Back in 1995, astronomers had detected a planet orbiting around a Sun-like star. This was a huge deal. And today, we have discovered more than 4000 extrasolar planets. They come in a wide variety of sizes and characteristics. By the most optimistic projections, only about 50 are habitable, and only 20 have Earth-like temperatures. So, if we were to send off a probe to explore some of these worlds, what would be the top 5 nearest choices to visit?
As Covid-19 spreads across the globe, it’s interesting to think about how NASA would handle a viral outbreak in space. In fact, there have been rare occasions that astronauts have fallen ill while on a mission. The question is, how did NASA handle these situations, what’s changed since then, and how will this affect future missions in space?
The March equinox occurs at 03:50 UTC (9:50pm Central time). The Sun will shine directly on the equator and there will be nearly equal amounts of day and night throughout the world. This is also the first day of spring in the Northern Hemisphere and the first day of fall in the Southern Hemisphere.

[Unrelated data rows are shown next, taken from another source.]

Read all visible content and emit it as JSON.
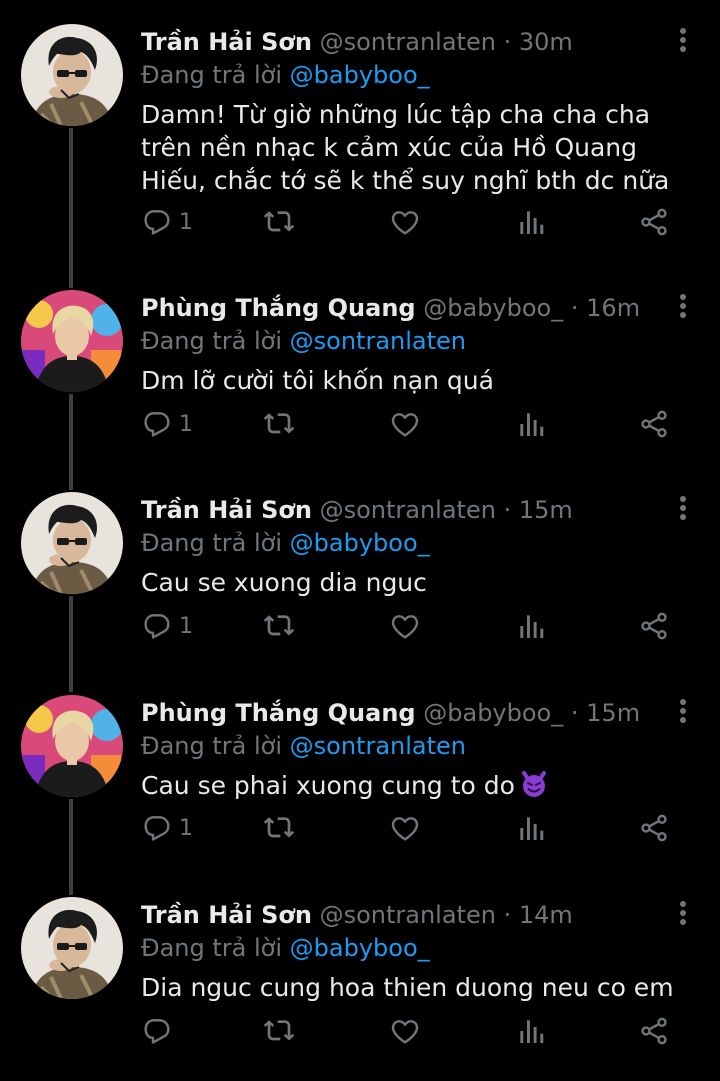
{
  "colors": {
    "background": "#000000",
    "text": "#e7e9ea",
    "muted": "#71767b",
    "accent": "#1d9bf0",
    "thread_line": "#3d4043"
  },
  "replying_label": "Đang trả lời",
  "tweets": [
    {
      "name": "Trần Hải Sơn",
      "handle": "@sontranlaten",
      "dot": "·",
      "time": "30m",
      "reply_to": "@babyboo_",
      "text": "Damn! Từ giờ những lúc tập cha cha cha trên nền nhạc k cảm xúc của Hồ Quang Hiếu, chắc tớ sẽ k thể suy nghĩ bth dc nữa",
      "reply_count": "1",
      "avatar": "avatar-son"
    },
    {
      "name": "Phùng Thắng Quang",
      "handle": "@babyboo_",
      "dot": "·",
      "time": "16m",
      "reply_to": "@sontranlaten",
      "text": "Dm lỡ cười tôi khốn nạn quá",
      "reply_count": "1",
      "avatar": "avatar-quang"
    },
    {
      "name": "Trần Hải Sơn",
      "handle": "@sontranlaten",
      "dot": "·",
      "time": "15m",
      "reply_to": "@babyboo_",
      "text": "Cau se xuong dia nguc",
      "reply_count": "1",
      "avatar": "avatar-son"
    },
    {
      "name": "Phùng Thắng Quang",
      "handle": "@babyboo_",
      "dot": "·",
      "time": "15m",
      "reply_to": "@sontranlaten",
      "text": "Cau se phai xuong cung to do",
      "emoji": "smiling-devil-emoji",
      "reply_count": "1",
      "avatar": "avatar-quang"
    },
    {
      "name": "Trần Hải Sơn",
      "handle": "@sontranlaten",
      "dot": "·",
      "time": "14m",
      "reply_to": "@babyboo_",
      "text": "Dia nguc cung hoa thien duong neu co em",
      "reply_count": "",
      "avatar": "avatar-son"
    }
  ]
}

The Moon will be located on the opposite side of the Earth as the Sun and its face will be will be fully illuminated. This full moon was known by early Native American tribes as the Full Worm Moon because this was the time of year when the ground would begin to soften and the earthworms would reappear.
This moon has also been known as the Full Crow Moon, the Full Crust Moon, the Full Sap Moon, and the Lenten Moon. This is also the second of four supermoons for 2020.
The Moon will be at its closest approach to the Earth and may look slightly larger and brighter than usual.